The old Bratislava is not just the Old Town

Zuckermandl, of which only a few historical buildings remain, underwent transformations from a small medieval settlement of fishermen and sailors, through a district with fortified Renaissance residences of noble castle officials and buildings of several royal offices, in a dynamically developing privileged town with a vibrant bourgeois life during the Theresian period, to the decline in the 20th century and the subsequent unfortunate mass redevelopment.

Currently, there are some specialized museums of the Slovak National Museum, among them the Museum of Carpathian German Culture located in the Sunyal Mansion. It is here that you will find an exhibition mapping the history of this site and find out how Zuckermandl changed over time.

The settlement of Zuckermandl was located in the southern part of Bratislava’s Podhradie, the extramural settlement approximately between the castle bank and the Danube. Originally it was a separate municipality known as a district of fishermen, sailors, ship carpenters, but also millers. Zuckermandl with numerous short and narrow streets had its own council, its own police, and a school.

It is said that the name “Zuckermandel” was brought by peasant colonists from central Bavaria in the Middle Ages. It comes from the German dialect “Zucke Mantel” meaning “Zucke den Mantel zur Flicht”, which means ‘grab your coat and run’. Such a name was used as a joking and warning sign for places of little safety.


Zuckermandl does not have such a rich history as the neighboring and somewhat more famous Vydrica. It was established in the 16th century as a separate settlement. The district of Podhradie stretched from the Water Tower, where it was bordered by Vydrica, to the old Jewish cemetery near today’s tram tunnel.

The independence of Zuckermandl ended in 1851 with the annexation of the town of Bratislava. Podhradie then formed the fourth town district – the Theresian Quarter. However, it was also the beginning of the decline of this town district: more affluent residents moved to the city, palaces were rebuilt into rented apartments of lower categories, for the poorer. At the end of the 19th century, an embankment with a tram line was built on the Danube embankment, with parts of Zuckermandl and Vydrica reaching below ground level. Zuckermandl continued to fade.

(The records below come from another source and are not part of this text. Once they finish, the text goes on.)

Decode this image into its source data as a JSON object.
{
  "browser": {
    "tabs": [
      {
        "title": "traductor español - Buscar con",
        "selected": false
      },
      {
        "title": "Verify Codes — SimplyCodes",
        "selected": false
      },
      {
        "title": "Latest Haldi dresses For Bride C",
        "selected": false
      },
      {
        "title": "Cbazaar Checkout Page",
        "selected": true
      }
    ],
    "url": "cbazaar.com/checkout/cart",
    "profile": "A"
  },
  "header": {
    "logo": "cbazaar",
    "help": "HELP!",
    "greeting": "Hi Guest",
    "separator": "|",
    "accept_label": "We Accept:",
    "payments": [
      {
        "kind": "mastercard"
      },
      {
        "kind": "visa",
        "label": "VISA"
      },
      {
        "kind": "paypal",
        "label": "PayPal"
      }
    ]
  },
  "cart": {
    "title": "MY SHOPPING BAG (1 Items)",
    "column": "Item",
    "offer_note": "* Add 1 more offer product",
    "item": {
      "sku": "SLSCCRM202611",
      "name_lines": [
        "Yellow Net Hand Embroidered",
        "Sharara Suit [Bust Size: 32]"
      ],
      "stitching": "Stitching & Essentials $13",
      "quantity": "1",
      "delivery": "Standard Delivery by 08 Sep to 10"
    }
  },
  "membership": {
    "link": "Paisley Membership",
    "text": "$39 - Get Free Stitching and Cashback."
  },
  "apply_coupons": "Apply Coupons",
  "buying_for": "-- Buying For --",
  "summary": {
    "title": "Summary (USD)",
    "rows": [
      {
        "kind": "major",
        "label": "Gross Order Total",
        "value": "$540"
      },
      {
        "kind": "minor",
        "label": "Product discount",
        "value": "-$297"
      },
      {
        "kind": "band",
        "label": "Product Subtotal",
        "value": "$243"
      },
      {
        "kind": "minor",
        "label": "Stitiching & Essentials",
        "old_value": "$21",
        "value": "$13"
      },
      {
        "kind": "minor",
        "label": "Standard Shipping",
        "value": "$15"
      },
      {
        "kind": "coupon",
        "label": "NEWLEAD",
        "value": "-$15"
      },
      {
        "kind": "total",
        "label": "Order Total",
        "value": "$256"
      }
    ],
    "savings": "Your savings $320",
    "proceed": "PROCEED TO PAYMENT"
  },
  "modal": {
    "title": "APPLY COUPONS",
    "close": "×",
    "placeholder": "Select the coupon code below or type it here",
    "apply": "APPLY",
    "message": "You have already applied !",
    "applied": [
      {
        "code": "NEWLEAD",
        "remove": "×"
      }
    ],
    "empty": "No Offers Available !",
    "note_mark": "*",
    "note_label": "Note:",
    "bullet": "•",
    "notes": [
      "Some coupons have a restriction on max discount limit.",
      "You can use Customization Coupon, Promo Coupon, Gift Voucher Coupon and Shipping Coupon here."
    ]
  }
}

Bratislava underwent a huge transformation during the 20th century, and the largest one hit Podhradie. Thanks to the events of World War II, a vast majority of the Jews died in concentration camps and the Germans were displaced after the war. Podhradie disturbed the image of the city, so the responsibles worked out plans to liquidate it. In the 1960s and 1970s, most of Zuckermandl was teared down.

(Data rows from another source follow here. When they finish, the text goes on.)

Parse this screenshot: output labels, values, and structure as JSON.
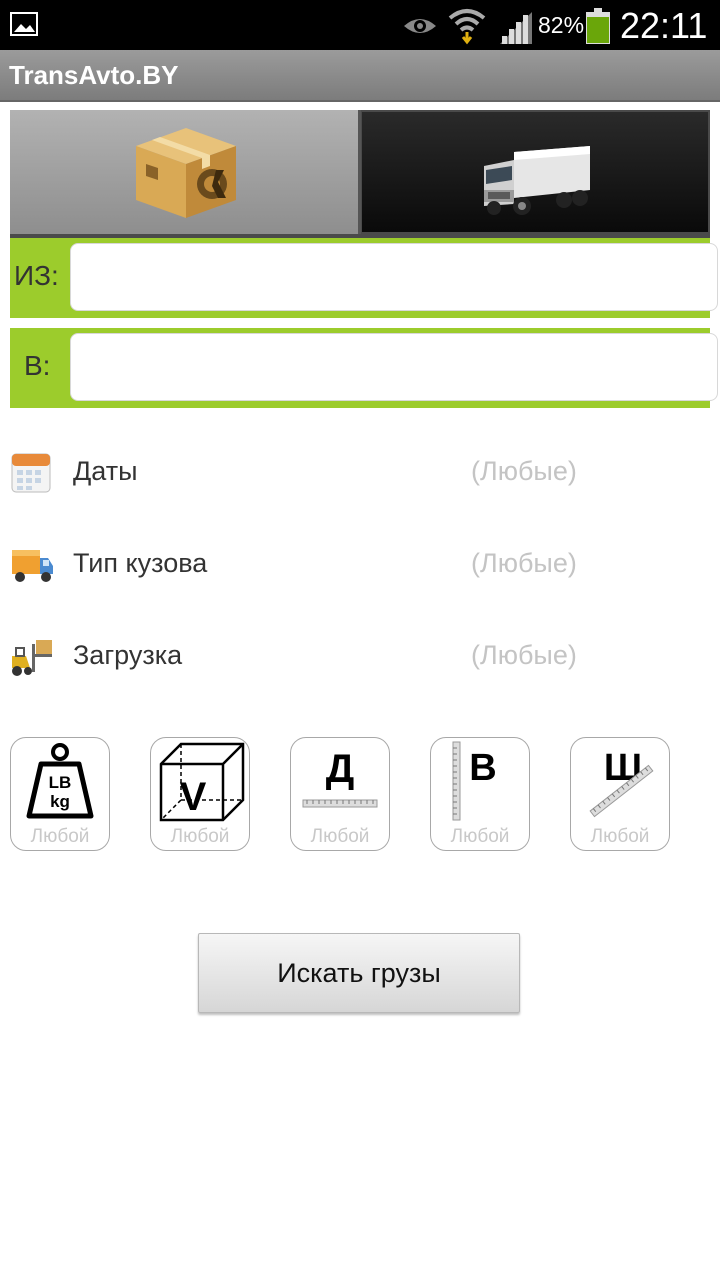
{
  "status_bar": {
    "battery_percent": "82%",
    "time": "22:11",
    "icons": [
      "gallery-icon",
      "eye-icon",
      "wifi-icon",
      "signal-icon",
      "battery-icon"
    ]
  },
  "app": {
    "title": "TransAvto.BY"
  },
  "tabs": [
    {
      "name": "cargo",
      "icon": "cargo-box-icon",
      "selected": true
    },
    {
      "name": "truck",
      "icon": "truck-icon",
      "selected": false
    }
  ],
  "route": {
    "from_label": "ИЗ:",
    "from_value": "",
    "to_label": "В:",
    "to_value": ""
  },
  "filters": [
    {
      "label": "Даты",
      "value": "(Любые)",
      "icon": "calendar-icon"
    },
    {
      "label": "Тип кузова",
      "value": "(Любые)",
      "icon": "truck-body-icon"
    },
    {
      "label": "Загрузка",
      "value": "(Любые)",
      "icon": "forklift-icon"
    }
  ],
  "params": [
    {
      "glyph": "LB\nkg",
      "caption": "Любой",
      "icon": "weight-icon"
    },
    {
      "glyph": "V",
      "caption": "Любой",
      "icon": "volume-icon"
    },
    {
      "glyph": "Д",
      "caption": "Любой",
      "icon": "length-icon"
    },
    {
      "glyph": "В",
      "caption": "Любой",
      "icon": "height-icon"
    },
    {
      "glyph": "Ш",
      "caption": "Любой",
      "icon": "width-icon"
    }
  ],
  "weight_glyph": {
    "top": "LB",
    "bottom": "kg"
  },
  "search_button": "Искать грузы",
  "colors": {
    "accent_green": "#9ccc2c",
    "title_bar": "#8c8c8c",
    "placeholder_gray": "#c4c4c4"
  }
}
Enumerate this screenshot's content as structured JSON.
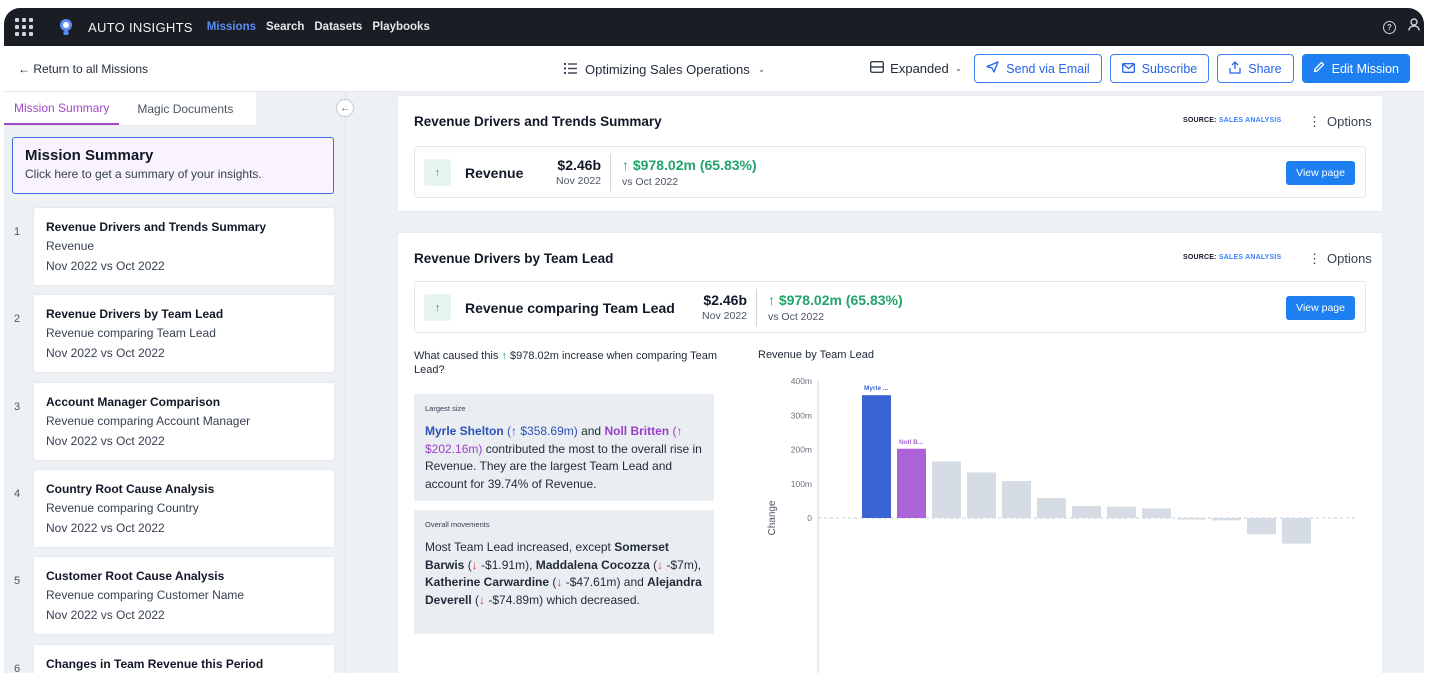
{
  "topnav": {
    "brand": "AUTO INSIGHTS",
    "links": [
      "Missions",
      "Search",
      "Datasets",
      "Playbooks"
    ],
    "help_icon_label": "?"
  },
  "toolbar": {
    "back_label": "← Return to all Missions",
    "mission_name": "Optimizing Sales Operations",
    "view_mode": "Expanded",
    "email_label": "Send via Email",
    "subscribe_label": "Subscribe",
    "share_label": "Share",
    "edit_label": "Edit Mission"
  },
  "sidebar": {
    "tabs": [
      "Mission Summary",
      "Magic Documents"
    ],
    "summary_card": {
      "title": "Mission Summary",
      "subtitle": "Click here to get a summary of your insights."
    },
    "items": [
      {
        "num": "1",
        "title": "Revenue Drivers and Trends Summary",
        "sub": "Revenue",
        "period": "Nov 2022 vs Oct 2022"
      },
      {
        "num": "2",
        "title": "Revenue Drivers by Team Lead",
        "sub": "Revenue comparing Team Lead",
        "period": "Nov 2022 vs Oct 2022"
      },
      {
        "num": "3",
        "title": "Account Manager Comparison",
        "sub": "Revenue comparing Account Manager",
        "period": "Nov 2022 vs Oct 2022"
      },
      {
        "num": "4",
        "title": "Country Root Cause Analysis",
        "sub": "Revenue comparing Country",
        "period": "Nov 2022 vs Oct 2022"
      },
      {
        "num": "5",
        "title": "Customer Root Cause Analysis",
        "sub": "Revenue comparing Customer Name",
        "period": "Nov 2022 vs Oct 2022"
      },
      {
        "num": "6",
        "title": "Changes in Team Revenue this Period",
        "sub": "",
        "period": ""
      }
    ]
  },
  "panels": [
    {
      "title": "Revenue Drivers and Trends Summary",
      "source_label": "SOURCE:",
      "source_name": "SALES ANALYSIS",
      "options_label": "Options",
      "metric": {
        "name": "Revenue",
        "value": "$2.46b",
        "date": "Nov 2022",
        "change": "↑ $978.02m (65.83%)",
        "compare": "vs Oct 2022",
        "button": "View page"
      }
    },
    {
      "title": "Revenue Drivers by Team Lead",
      "source_label": "SOURCE:",
      "source_name": "SALES ANALYSIS",
      "options_label": "Options",
      "metric": {
        "name": "Revenue comparing Team Lead",
        "value": "$2.46b",
        "date": "Nov 2022",
        "change": "↑ $978.02m (65.83%)",
        "compare": "vs Oct 2022",
        "button": "View page"
      },
      "question_pre": "What caused this",
      "question_arrow": "↑",
      "question_post": "$978.02m increase when comparing Team Lead?",
      "insights": [
        {
          "label": "Largest size",
          "name1": "Myrle Shelton",
          "val1": "(↑ $358.69m)",
          "join": "and",
          "name2": "Noll Britten",
          "val2": "(↑ $202.16m)",
          "rest": "contributed the most to the overall rise in Revenue. They are the largest Team Lead and account for 39.74% of Revenue."
        },
        {
          "label": "Overall movements",
          "intro": "Most Team Lead increased, except",
          "p1_name": "Somerset Barwis",
          "p1_val": "-$1.91m",
          "p2_name": "Maddalena Cocozza",
          "p2_val": "-$7m",
          "p3_name": "Katherine Carwardine",
          "p3_val": "-$47.61m",
          "p4_name": "Alejandra Deverell",
          "p4_val": "-$74.89m",
          "down_arrow": "↓",
          "outro": "which decreased."
        }
      ]
    }
  ],
  "chart_data": {
    "type": "bar",
    "title": "Revenue by Team Lead",
    "ylabel": "Change",
    "ylim": [
      -70,
      400
    ],
    "yticks": [
      0,
      100,
      200,
      300,
      400
    ],
    "ytick_labels": [
      "0",
      "100m",
      "200m",
      "300m",
      "400m"
    ],
    "categories": [
      "Myrle ...",
      "Noll B...",
      "",
      "",
      "",
      "",
      "",
      "",
      "",
      "",
      "",
      "",
      ""
    ],
    "values": [
      358.69,
      202.16,
      165,
      133,
      108,
      58,
      35,
      33,
      28,
      -1.91,
      -7,
      -47.61,
      -74.89
    ],
    "colors": {
      "highlight1": "#3b63d1",
      "highlight2": "#ad63d8",
      "other": "#d5dce3"
    }
  }
}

Many buildings were removed during the construction of the waterfront road, others during the completion of the tunnel and the construction of three highrise blocks of flats. During the construction of the New Bridge in 1967-1974, a mass demolition took place. In the past, there was also a swimming pool on the site of the former Zuckermandl town hall on Žižka Street, but this also practically does not exist anymore. This street was once known as Maria Theresa Street or Podhradie Street, the main axis of the district.

After the Communists demolished almost the whole of Vydrica and Zuckermandl, the Baroque Church of the Holy Trinity and several mansions and few other buildings were preserved on today’s Army General Ludvík Svoboda Embankment. Most of them belong to the Slovak National Museum. Thanks to this, the original face of all buildings owned by the Ministry of Culture and the Slovak National Museum has been restored and at least part of this defunct historical part of Bratislava has been preserved for future generations in its original appearance.